FG BUY&SELL        FARMERS WEATHER       ARABLE FARMING        DAIRY FARMER      FARMERS GUARDIAN        AGRIMONEY        OUR EVENTS        MEMBERSHIP BENEFITS        BLOGS        MORE FROM US

You are viewing 1 of your 2 free articles

You’ll need to join us by becoming a member to gain more access.
Already a Member?

Login Join us now

Robbie Newlands: Hopefully harvest will be underway, despite a summer of rain

Insights

Our spring barley is slowly moving from green to yellow, so it is going to be a much later harvest this year.

Twitter Facebook

Our spring barley is slowly moving from green to yellow, so it is going to be a much later harvest this year. We started spraying on August 28 on crops which were furthest on and the remainder will need another week, making us a good week behind last year.

 

With the last of the bulls away, we are now washing down sheds in preparation for harvest. Bulls have averaged 393kg deadweight and £1,426.

 

Second cut silage, of which there were only a couple of fields, was halfway through being baled when we got four days of rain. It will be interesting to see what the difference is when we analyse silage baled before and after rain. It has been a poor summer, but as they say ‘you can tell it is summer in Scotland because the rain is warmer’.

 

Calves are starting to find creep feeders now (maybe it is for shelter from the rain) and consumption is increasing. We have always used straight, bruised barley in feeders and were encouraged to use a higher protein mixture during our time as a monitor farm. We did and found straight barley was as good in our situation, so have gone back to straight barley. It is certainly less hassle, with no mixing.

Speaking of hassle, we took the bulls away from the cows a couple of weeks ago. It all went fairly well until we put three bulls together, two of which wanted to be top dog.

 

One 4.5-metre (15ft) gate like a banana, a broken strainer which the gate was hung on, and a bird’s nest of hi-tensile wire later and order resumed, they are best of pals now. Thankfully, there was no damage to the bulls themselves.

On August 18, we were hosts for a group of four International Farm Youth Exchange (IFYE) delegates, the European IFYE conference being hosted by Scotland this year.

 

The delegates, of which there were about 190 in total, were allocated a local family to pick them up, take them for a look around the area and organise lunch, then join them in the evening for food and a ceilidh. It was a very interesting and enjoyable day, despite the rain.

 

I have noticed a high pressure over the Atlantic heading our way, harvest in mid-September is going to be a doddle. I am still to decide if this is a case of the ‘glass half full’ or desperation.

 

ROBBIE NEWLANDS, MORAYSHIRE
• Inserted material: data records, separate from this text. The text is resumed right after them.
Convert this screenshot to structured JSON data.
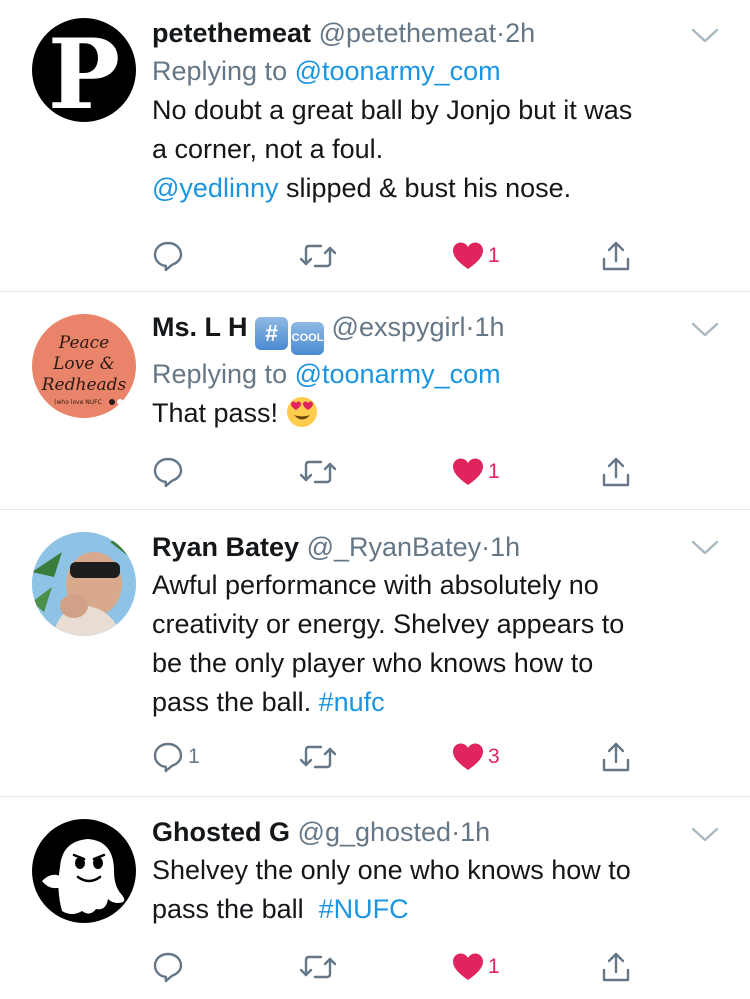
{
  "tweets": [
    {
      "name": "petethemeat",
      "handle": "@petethemeat",
      "time": "2h",
      "reply_prefix": "Replying to",
      "reply_to": "@toonarmy_com",
      "avatar_letter": "P",
      "lines": [
        "No doubt a great ball by Jonjo but it was",
        "a corner, not a foul."
      ],
      "mention": "@yedlinny",
      "mention_rest": " slipped & bust his nose.",
      "replies": "",
      "likes": "1"
    },
    {
      "name": "Ms. L H",
      "badge1": "#",
      "badge2": "COOL",
      "handle": "@exspygirl",
      "time": "1h",
      "reply_prefix": "Replying to",
      "reply_to": "@toonarmy_com",
      "avatar_text": [
        "Peace",
        "Love &",
        "Redheads",
        "(who love NUFC"
      ],
      "text": "That pass!",
      "replies": "",
      "likes": "1"
    },
    {
      "name": "Ryan Batey",
      "handle": "@_RyanBatey",
      "time": "1h",
      "lines": [
        "Awful performance with absolutely no",
        "creativity or energy. Shelvey appears to",
        "be the only player who knows how to"
      ],
      "last_line": "pass the ball. ",
      "hashtag": "#nufc",
      "replies": "1",
      "likes": "3"
    },
    {
      "name": "Ghosted G",
      "handle": "@g_ghosted",
      "time": "1h",
      "lines": [
        "Shelvey the only one who knows how to"
      ],
      "last_line": "pass the ball  ",
      "hashtag": "#NUFC",
      "replies": "",
      "likes": "1"
    }
  ],
  "separator": "·",
  "colors": {
    "text": "#14171a",
    "muted": "#657786",
    "link": "#1b95e0",
    "like": "#e0245e",
    "border": "#e1e8ed"
  },
  "icons": [
    "reply-icon",
    "retweet-icon",
    "heart-icon",
    "share-icon",
    "chevron-down-icon"
  ]
}
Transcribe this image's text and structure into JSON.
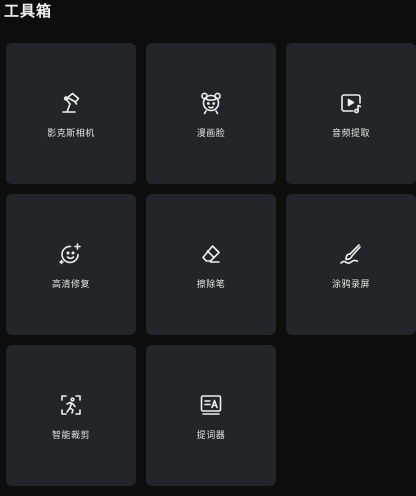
{
  "header": {
    "title": "工具箱"
  },
  "tools": [
    {
      "label": "影克斯相机",
      "icon": "desk-lamp-icon"
    },
    {
      "label": "漫画脸",
      "icon": "cartoon-face-icon"
    },
    {
      "label": "音频提取",
      "icon": "audio-extract-icon"
    },
    {
      "label": "高清修复",
      "icon": "sparkle-face-icon"
    },
    {
      "label": "擦除笔",
      "icon": "eraser-icon"
    },
    {
      "label": "涂鸦录屏",
      "icon": "brush-doodle-icon"
    },
    {
      "label": "智能裁剪",
      "icon": "smart-crop-icon"
    },
    {
      "label": "提词器",
      "icon": "teleprompter-icon"
    }
  ]
}
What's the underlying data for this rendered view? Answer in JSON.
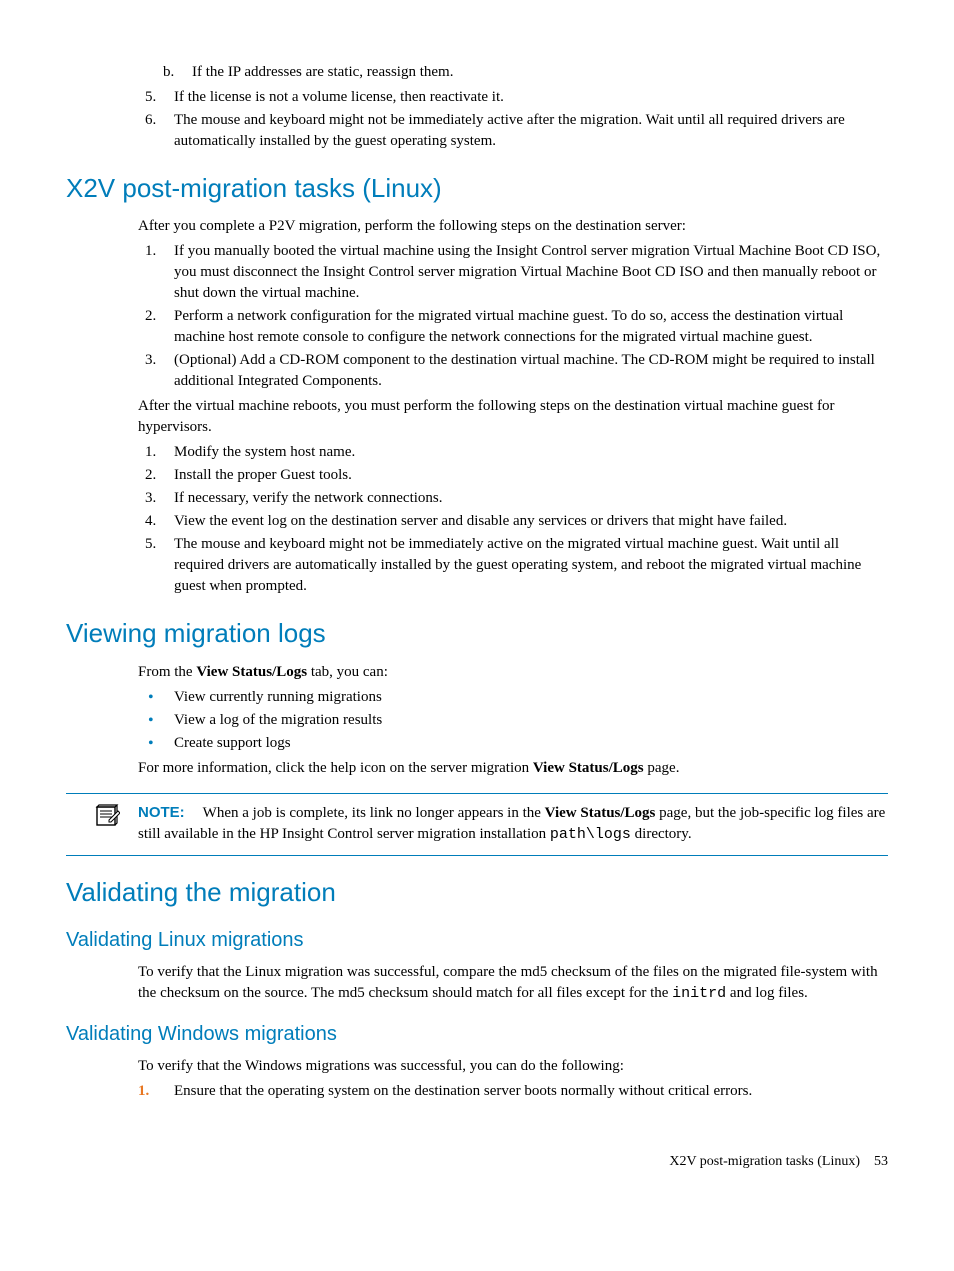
{
  "top_list": {
    "b": "If the IP addresses are static, reassign them.",
    "item5": "If the license is not a volume license, then reactivate it.",
    "item6": "The mouse and keyboard might not be immediately active after the migration. Wait until all required drivers are automatically installed by the guest operating system."
  },
  "h_x2v": "X2V post-migration tasks (Linux)",
  "x2v_intro": "After you complete a P2V migration, perform the following steps on the destination server:",
  "x2v_list": [
    "If you manually booted the virtual machine using the Insight Control server migration Virtual Machine Boot CD ISO, you must disconnect the Insight Control server migration Virtual Machine Boot CD ISO and then manually reboot or shut down the virtual machine.",
    "Perform a network configuration for the migrated virtual machine guest. To do so, access the destination virtual machine host remote console to configure the network connections for the migrated virtual machine guest.",
    "(Optional) Add a CD-ROM component to the destination virtual machine. The CD-ROM might be required to install additional Integrated Components."
  ],
  "x2v_after": "After the virtual machine reboots, you must perform the following steps on the destination virtual machine guest for hypervisors.",
  "x2v_list2": [
    "Modify the system host name.",
    "Install the proper Guest tools.",
    "If necessary, verify the network connections.",
    "View the event log on the destination server and disable any services or drivers that might have failed.",
    "The mouse and keyboard might not be immediately active on the migrated virtual machine guest. Wait until all required drivers are automatically installed by the guest operating system, and reboot the migrated virtual machine guest when prompted."
  ],
  "h_view": "Viewing migration logs",
  "view_intro_pre": "From the ",
  "view_intro_bold": "View Status/Logs",
  "view_intro_post": " tab, you can:",
  "view_bullets": [
    "View currently running migrations",
    "View a log of the migration results",
    "Create support logs"
  ],
  "view_more_pre": "For more information, click the help icon on the server migration ",
  "view_more_bold": "View Status/Logs",
  "view_more_post": " page.",
  "note_label": "NOTE:",
  "note_pre": "When a job is complete, its link no longer appears in the ",
  "note_bold": "View Status/Logs",
  "note_mid": " page, but the job-specific log files are still available in the HP Insight Control server migration installation ",
  "note_code": "path\\logs",
  "note_post": " directory.",
  "h_valid": "Validating the migration",
  "h_valid_linux": "Validating Linux migrations",
  "valid_linux_pre": "To verify that the Linux migration was successful, compare the md5 checksum of the files on the migrated file-system with the checksum on the source. The md5 checksum should match for all files except for the ",
  "valid_linux_code": "initrd",
  "valid_linux_post": " and log files.",
  "h_valid_win": "Validating Windows migrations",
  "valid_win_intro": "To verify that the Windows migrations was successful, you can do the following:",
  "valid_win_item1_marker": "1.",
  "valid_win_item1": "Ensure that the operating system on the destination server boots normally without critical errors.",
  "footer_title": "X2V post-migration tasks (Linux)",
  "footer_page": "53"
}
Robbie Newlands and his wife Kirsty farm 435 hectares (1,074 acres) of Less Favoured Area land near Forres, Morayshire. They run 150 mostly Simmental and Blue cross cows, with 30 Simmental cross heifers put to a Simmental bull. All progeny is sold fat off a barley beef-type system. The ewe flock of 650 North of England type Mules is put to Texel tups, with most lambs sold fat. Crops include 69ha (170 acres) of barley for feed and 10ha (26 acres) of swedes. The business employs one full-time person, Lesley Grant.

Twitter Facebook
Rating (0 vote/s)
Post a Comment
To see comments and join in the conversation please log in.

More Insights

New event will help grow your business

An inspiring day packed full of motivational speakers and practical advice lie at the heart of a new event being brought to farmers wishing to grow and tackle some of the most common challenges in the industry. Danusia Osiowy takes a look at why The Business of Farming conference is one not to be missed.

CropTec Preview: Stealing a march on septoria SDHI resistance

Earlier this year, AHDB reported that septoria isolates with medium to high resistance to SDHI fungicides had been detected in samples taken from a field site in southern England in 2015.

A little organic matter goes a long way

Work to strengthen the UK’s ability to manage soil more sustainably is starting to bear fruit. Andrew Blake reports

Arable Farming magazine's November/December 2016 digital edition

Don’t miss this month’s new look Arable Farming. Take a look at the digital edition today.

School teaches tools needed to flourish in land based industry

Hadlow Rural Community School is pioneering farming as a positive career choice and nurturing children by equipping them with life-long skills. Sue Scott finds out more about the school with a soul.
FG Insight and FGInsight.com are trademarks of Briefing Media Ltd.
Farmers Guardian and FarmersGuardian.com are trademarks of Farmers Guardian Ltd, a subsidiary of Briefing Media Ltd.
All material published on FGInsight.com and FarmersGuardian.com is copyrighted © 2016 by Briefing Media Limited. All rights reserved.
RSS news feeds